Make an exact copy of all the entries, but do not reproduce the pictures.

(Beginning of DATA FOR THIS TASK)

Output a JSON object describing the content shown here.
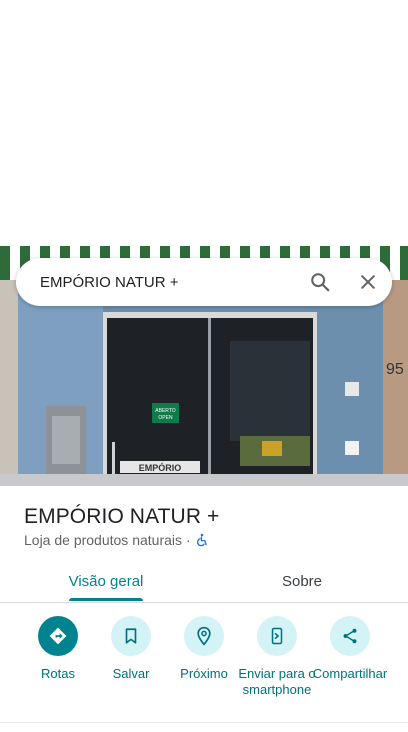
{
  "search": {
    "query": "EMPÓRIO NATUR +"
  },
  "place": {
    "name": "EMPÓRIO NATUR +",
    "category": "Loja de produtos naturais",
    "separator": "·"
  },
  "photo": {
    "sign_text": "ABERTO OPEN",
    "store_label": "EMPÓRIO",
    "number": "95"
  },
  "tabs": [
    {
      "label": "Visão geral",
      "active": true
    },
    {
      "label": "Sobre",
      "active": false
    }
  ],
  "actions": [
    {
      "label": "Rotas",
      "icon": "directions-icon"
    },
    {
      "label": "Salvar",
      "icon": "bookmark-icon"
    },
    {
      "label": "Próximo",
      "icon": "nearby-icon"
    },
    {
      "label": "Enviar para o smartphone",
      "icon": "send-to-phone-icon"
    },
    {
      "label": "Compartilhar",
      "icon": "share-icon"
    }
  ],
  "colors": {
    "accent": "#00838f",
    "action_bg": "#d4f3f7"
  }
}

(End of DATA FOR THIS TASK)

SOLUTION FOR THIS PROBLEM ->
Output a JSON object describing the content shown here.
{
  "search": {
    "query": "EMPÓRIO NATUR +"
  },
  "place": {
    "name": "EMPÓRIO NATUR +",
    "category": "Loja de produtos naturais",
    "separator": "·"
  },
  "photo": {
    "sign_text": "ABERTO OPEN",
    "store_label": "EMPÓRIO",
    "number": "95"
  },
  "tabs": [
    {
      "label": "Visão geral",
      "active": true
    },
    {
      "label": "Sobre",
      "active": false
    }
  ],
  "actions": [
    {
      "label": "Rotas",
      "icon": "directions-icon"
    },
    {
      "label": "Salvar",
      "icon": "bookmark-icon"
    },
    {
      "label": "Próximo",
      "icon": "nearby-icon"
    },
    {
      "label": "Enviar para o smartphone",
      "icon": "send-to-phone-icon"
    },
    {
      "label": "Compartilhar",
      "icon": "share-icon"
    }
  ],
  "colors": {
    "accent": "#00838f",
    "action_bg": "#d4f3f7"
  }
}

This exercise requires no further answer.